((

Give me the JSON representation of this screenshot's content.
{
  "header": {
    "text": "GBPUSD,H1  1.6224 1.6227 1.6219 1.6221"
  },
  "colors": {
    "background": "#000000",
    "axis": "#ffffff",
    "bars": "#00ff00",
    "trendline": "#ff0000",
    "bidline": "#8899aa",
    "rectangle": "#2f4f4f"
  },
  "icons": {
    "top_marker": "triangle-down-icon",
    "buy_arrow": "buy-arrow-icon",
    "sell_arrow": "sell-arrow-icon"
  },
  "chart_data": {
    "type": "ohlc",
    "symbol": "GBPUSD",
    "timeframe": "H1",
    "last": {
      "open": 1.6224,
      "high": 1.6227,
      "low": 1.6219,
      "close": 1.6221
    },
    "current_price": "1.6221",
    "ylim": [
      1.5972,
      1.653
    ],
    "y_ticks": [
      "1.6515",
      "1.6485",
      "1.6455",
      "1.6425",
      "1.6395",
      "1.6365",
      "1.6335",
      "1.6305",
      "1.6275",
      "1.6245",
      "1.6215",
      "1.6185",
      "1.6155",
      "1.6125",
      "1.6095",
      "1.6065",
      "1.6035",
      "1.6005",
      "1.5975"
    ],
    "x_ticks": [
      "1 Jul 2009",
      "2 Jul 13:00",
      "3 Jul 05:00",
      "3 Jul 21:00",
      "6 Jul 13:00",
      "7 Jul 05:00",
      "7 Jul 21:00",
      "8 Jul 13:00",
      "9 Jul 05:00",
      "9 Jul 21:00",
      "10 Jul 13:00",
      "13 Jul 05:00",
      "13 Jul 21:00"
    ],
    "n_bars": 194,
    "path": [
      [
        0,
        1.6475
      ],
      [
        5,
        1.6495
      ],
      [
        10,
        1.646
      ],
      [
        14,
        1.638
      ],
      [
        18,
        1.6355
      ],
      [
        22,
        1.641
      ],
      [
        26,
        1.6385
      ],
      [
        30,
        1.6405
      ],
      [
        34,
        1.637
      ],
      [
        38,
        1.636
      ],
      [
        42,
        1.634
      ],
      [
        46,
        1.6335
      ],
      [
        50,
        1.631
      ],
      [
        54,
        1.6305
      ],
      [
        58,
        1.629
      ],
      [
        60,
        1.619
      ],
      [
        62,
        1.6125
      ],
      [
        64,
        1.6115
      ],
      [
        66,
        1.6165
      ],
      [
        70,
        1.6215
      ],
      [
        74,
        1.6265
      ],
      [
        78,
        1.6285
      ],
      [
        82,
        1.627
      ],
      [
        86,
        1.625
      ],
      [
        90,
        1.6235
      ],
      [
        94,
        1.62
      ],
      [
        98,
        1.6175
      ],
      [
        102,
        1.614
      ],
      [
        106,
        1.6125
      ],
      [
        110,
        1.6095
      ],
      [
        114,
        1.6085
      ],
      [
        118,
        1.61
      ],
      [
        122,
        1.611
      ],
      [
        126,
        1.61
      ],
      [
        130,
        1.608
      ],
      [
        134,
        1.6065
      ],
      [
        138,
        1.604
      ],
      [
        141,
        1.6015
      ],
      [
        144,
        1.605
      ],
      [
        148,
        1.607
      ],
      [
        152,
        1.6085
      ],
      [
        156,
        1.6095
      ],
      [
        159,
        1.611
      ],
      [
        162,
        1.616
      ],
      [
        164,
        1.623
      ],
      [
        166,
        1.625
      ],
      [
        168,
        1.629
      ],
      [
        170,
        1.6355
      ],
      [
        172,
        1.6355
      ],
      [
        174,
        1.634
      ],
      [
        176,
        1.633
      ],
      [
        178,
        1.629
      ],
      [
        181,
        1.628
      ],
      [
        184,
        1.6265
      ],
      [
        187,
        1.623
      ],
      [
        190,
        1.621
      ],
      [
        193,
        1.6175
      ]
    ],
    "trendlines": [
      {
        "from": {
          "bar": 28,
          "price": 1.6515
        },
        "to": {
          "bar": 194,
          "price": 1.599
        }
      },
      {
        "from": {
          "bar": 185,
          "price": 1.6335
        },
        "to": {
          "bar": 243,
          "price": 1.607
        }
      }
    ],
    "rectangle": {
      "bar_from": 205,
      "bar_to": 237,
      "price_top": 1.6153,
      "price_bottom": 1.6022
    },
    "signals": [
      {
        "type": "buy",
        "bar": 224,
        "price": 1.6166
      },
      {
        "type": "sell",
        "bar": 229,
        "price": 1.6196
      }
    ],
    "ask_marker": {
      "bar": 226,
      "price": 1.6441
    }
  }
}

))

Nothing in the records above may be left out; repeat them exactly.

Give me the JSON representation of this screenshot's content.
{
  "header": {
    "text": "GBPUSD,H1  1.6224 1.6227 1.6219 1.6221"
  },
  "colors": {
    "background": "#000000",
    "axis": "#ffffff",
    "bars": "#00ff00",
    "trendline": "#ff0000",
    "bidline": "#8899aa",
    "rectangle": "#2f4f4f"
  },
  "icons": {
    "top_marker": "triangle-down-icon",
    "buy_arrow": "buy-arrow-icon",
    "sell_arrow": "sell-arrow-icon"
  },
  "chart_data": {
    "type": "ohlc",
    "symbol": "GBPUSD",
    "timeframe": "H1",
    "last": {
      "open": 1.6224,
      "high": 1.6227,
      "low": 1.6219,
      "close": 1.6221
    },
    "current_price": "1.6221",
    "ylim": [
      1.5972,
      1.653
    ],
    "y_ticks": [
      "1.6515",
      "1.6485",
      "1.6455",
      "1.6425",
      "1.6395",
      "1.6365",
      "1.6335",
      "1.6305",
      "1.6275",
      "1.6245",
      "1.6215",
      "1.6185",
      "1.6155",
      "1.6125",
      "1.6095",
      "1.6065",
      "1.6035",
      "1.6005",
      "1.5975"
    ],
    "x_ticks": [
      "1 Jul 2009",
      "2 Jul 13:00",
      "3 Jul 05:00",
      "3 Jul 21:00",
      "6 Jul 13:00",
      "7 Jul 05:00",
      "7 Jul 21:00",
      "8 Jul 13:00",
      "9 Jul 05:00",
      "9 Jul 21:00",
      "10 Jul 13:00",
      "13 Jul 05:00",
      "13 Jul 21:00"
    ],
    "n_bars": 194,
    "path": [
      [
        0,
        1.6475
      ],
      [
        5,
        1.6495
      ],
      [
        10,
        1.646
      ],
      [
        14,
        1.638
      ],
      [
        18,
        1.6355
      ],
      [
        22,
        1.641
      ],
      [
        26,
        1.6385
      ],
      [
        30,
        1.6405
      ],
      [
        34,
        1.637
      ],
      [
        38,
        1.636
      ],
      [
        42,
        1.634
      ],
      [
        46,
        1.6335
      ],
      [
        50,
        1.631
      ],
      [
        54,
        1.6305
      ],
      [
        58,
        1.629
      ],
      [
        60,
        1.619
      ],
      [
        62,
        1.6125
      ],
      [
        64,
        1.6115
      ],
      [
        66,
        1.6165
      ],
      [
        70,
        1.6215
      ],
      [
        74,
        1.6265
      ],
      [
        78,
        1.6285
      ],
      [
        82,
        1.627
      ],
      [
        86,
        1.625
      ],
      [
        90,
        1.6235
      ],
      [
        94,
        1.62
      ],
      [
        98,
        1.6175
      ],
      [
        102,
        1.614
      ],
      [
        106,
        1.6125
      ],
      [
        110,
        1.6095
      ],
      [
        114,
        1.6085
      ],
      [
        118,
        1.61
      ],
      [
        122,
        1.611
      ],
      [
        126,
        1.61
      ],
      [
        130,
        1.608
      ],
      [
        134,
        1.6065
      ],
      [
        138,
        1.604
      ],
      [
        141,
        1.6015
      ],
      [
        144,
        1.605
      ],
      [
        148,
        1.607
      ],
      [
        152,
        1.6085
      ],
      [
        156,
        1.6095
      ],
      [
        159,
        1.611
      ],
      [
        162,
        1.616
      ],
      [
        164,
        1.623
      ],
      [
        166,
        1.625
      ],
      [
        168,
        1.629
      ],
      [
        170,
        1.6355
      ],
      [
        172,
        1.6355
      ],
      [
        174,
        1.634
      ],
      [
        176,
        1.633
      ],
      [
        178,
        1.629
      ],
      [
        181,
        1.628
      ],
      [
        184,
        1.6265
      ],
      [
        187,
        1.623
      ],
      [
        190,
        1.621
      ],
      [
        193,
        1.6175
      ]
    ],
    "trendlines": [
      {
        "from": {
          "bar": 28,
          "price": 1.6515
        },
        "to": {
          "bar": 194,
          "price": 1.599
        }
      },
      {
        "from": {
          "bar": 185,
          "price": 1.6335
        },
        "to": {
          "bar": 243,
          "price": 1.607
        }
      }
    ],
    "rectangle": {
      "bar_from": 205,
      "bar_to": 237,
      "price_top": 1.6153,
      "price_bottom": 1.6022
    },
    "signals": [
      {
        "type": "buy",
        "bar": 224,
        "price": 1.6166
      },
      {
        "type": "sell",
        "bar": 229,
        "price": 1.6196
      }
    ],
    "ask_marker": {
      "bar": 226,
      "price": 1.6441
    }
  }
}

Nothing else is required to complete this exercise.